Ryan obviously adores Antonio Carlos Jobim's "Luiza" -- a touching tale of a starry-eyed troubadour and the inevitable unrequited love. Percy Mayfield's "Please Send Me Someone to Love" is appropriately included and lovingly crooned. One color is the operative theme throughout the album, perfectly embodied in "Serenade in Blue" and Duke Ellington's "Mood Indigo." Carlos Almaran's "Historia de un Amor" was a childhood favorite for Ryan as she learned it from her mother's record collection, and the love Ryan feels for her has not dimmed in the slightest.

Closing the collection is Barry Harris' "Deep Love," with Ryan's tender lyrics, wholeheartedly approved by Harris. Passion Flower is not only technically adept, but entirely heartfelt.

- Stacy Meyn, CDNOW.COM


Passion Flower

The 2002 vocal jazz scene shifts back to what it must have been like during Duke Ellington's highly successful residency at the Cotton Club with the debut of Jackie Ryan's Passion Flower. The sultry vocalist debuted with 14 tracks that exude style, class, and sensuality and a true knowledge of the jazz vocals idiom. Ryan has a marvelous voice, and her approach is tasteful, swinging, and heartfelt on her flower-medley tribute to Billy Strayhorn, which she has titled "A Bouquet for Billy." The medley consists of "A Flower Is a Lovesome Thing" and the title track, "Passion Flower." She ponders Strayhorn's classic gems and gives them a new melodic fragrance. She later tackles the supreme mood piece, "Mood Indigo," with a blues flavor, abstract instrumental accompaniment but not with the famous "jungle" style Duke Ellington was known for at the Cotton Club. In addition to the songs from Strayhorn, there are favorites from the international songbook and a mournful cover of Billie Holiday's "Now or Never." "The Kicker," originally written by sax legend Joe Henderson, is just that, and now has new lyrics penned by Jackie Ryan.
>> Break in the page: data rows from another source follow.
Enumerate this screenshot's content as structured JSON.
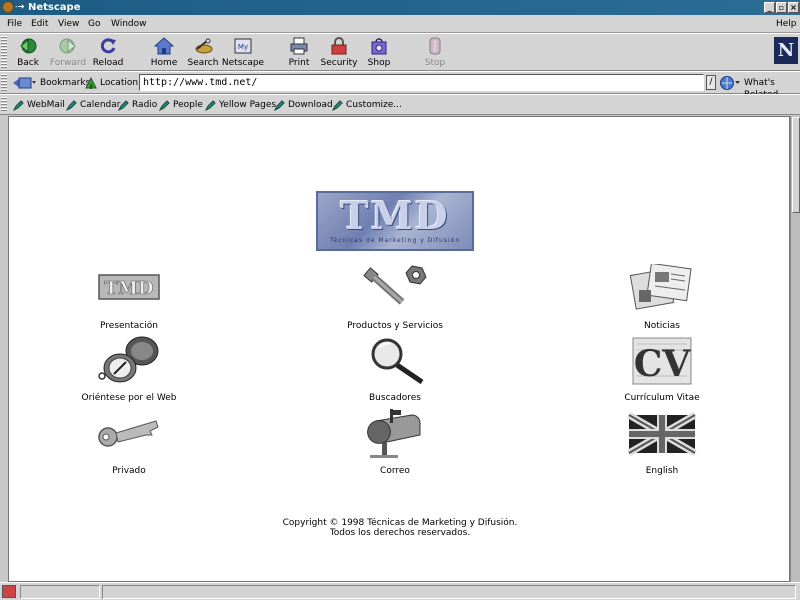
{
  "window": {
    "title": "Netscape",
    "title_marks": "-➜"
  },
  "menubar": {
    "items": [
      "File",
      "Edit",
      "View",
      "Go",
      "Window"
    ],
    "help": "Help"
  },
  "toolbar": {
    "buttons": [
      {
        "label": "Back",
        "icon": "back-arrow-icon",
        "enabled": true
      },
      {
        "label": "Forward",
        "icon": "forward-arrow-icon",
        "enabled": false
      },
      {
        "label": "Reload",
        "icon": "reload-icon",
        "enabled": true
      },
      {
        "label": "Home",
        "icon": "home-icon",
        "enabled": true
      },
      {
        "label": "Search",
        "icon": "search-icon",
        "enabled": true
      },
      {
        "label": "Netscape",
        "icon": "netscape-icon",
        "enabled": true
      },
      {
        "label": "Print",
        "icon": "print-icon",
        "enabled": true
      },
      {
        "label": "Security",
        "icon": "lock-icon",
        "enabled": true
      },
      {
        "label": "Shop",
        "icon": "shop-icon",
        "enabled": true
      },
      {
        "label": "Stop",
        "icon": "stop-icon",
        "enabled": false
      }
    ],
    "logo_letter": "N"
  },
  "locationbar": {
    "bookmarks_label": "Bookmarks",
    "location_label": "Location:",
    "url": "http://www.tmd.net/",
    "whats_related_label": "What's Related"
  },
  "personal_toolbar": {
    "items": [
      "WebMail",
      "Calendar",
      "Radio",
      "People",
      "Yellow Pages",
      "Download",
      "Customize..."
    ]
  },
  "page": {
    "logo_text": "TMD",
    "logo_subtitle": "Técnicas de Marketing y Difusión",
    "links": [
      {
        "label": "Presentación",
        "icon": "tmd-small-logo-icon"
      },
      {
        "label": "Productos y Servicios",
        "icon": "bolt-and-nut-icon"
      },
      {
        "label": "Noticias",
        "icon": "newspapers-icon"
      },
      {
        "label": "Oriéntese por el Web",
        "icon": "compass-icon"
      },
      {
        "label": "Buscadores",
        "icon": "magnifying-glass-icon"
      },
      {
        "label": "Currículum Vitae",
        "icon": "cv-icon"
      },
      {
        "label": "Privado",
        "icon": "key-icon"
      },
      {
        "label": "Correo",
        "icon": "mailbox-icon"
      },
      {
        "label": "English",
        "icon": "union-jack-flag-icon"
      }
    ],
    "copyright_line1": "Copyright © 1998 Técnicas de Marketing y Difusión.",
    "copyright_line2": "Todos los derechos reservados."
  },
  "colors": {
    "titlebar": "#1d5b83",
    "chrome": "#d4d4d4",
    "disabled_text": "#8a8a8a"
  }
}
She also adds poignant English lyrics to the haunting Spanish melody of "O Silencio das Estrellas" and serenades her listeners with languid elongated phrasing and velvety soft vocal Spanish caresses on the sad ballad "Historia de un Amor. Ryan sings these songs beautifully and with so much passion. Her compositional strengths and music is definitely open art and should attract a loyal international following for the classic beauty.

- Paula Edelstein, Allmusic.com,
AMG Rating * * * *


Jackie Ryan: Passion Flower, (OpenArt Records)

Jackie Ryan has a wonderful voice. But on her Passion Flower, she also has a wonderful way with her pen. This is evident because she decided to take a song by the great tenor saxophonist, Joe Henderson, called "The Kicker" and write lyrics to it, and did she ever! Ms. Ryan is one of the new emerging singers in the jazz idiom that deserves wider recognition. Besides her unbelievable take on "The Kicker" you can hear Ms. Ryan deliver her stylistic stamp on such classics as "Lullaby of The Leaves", "Some Other Spring" and "Serenade in Blue". Keep an eye on Jackie Ryan because she will continue to emerge and surprise!

by Nathan Holloway, AllAboutJazz.com 2005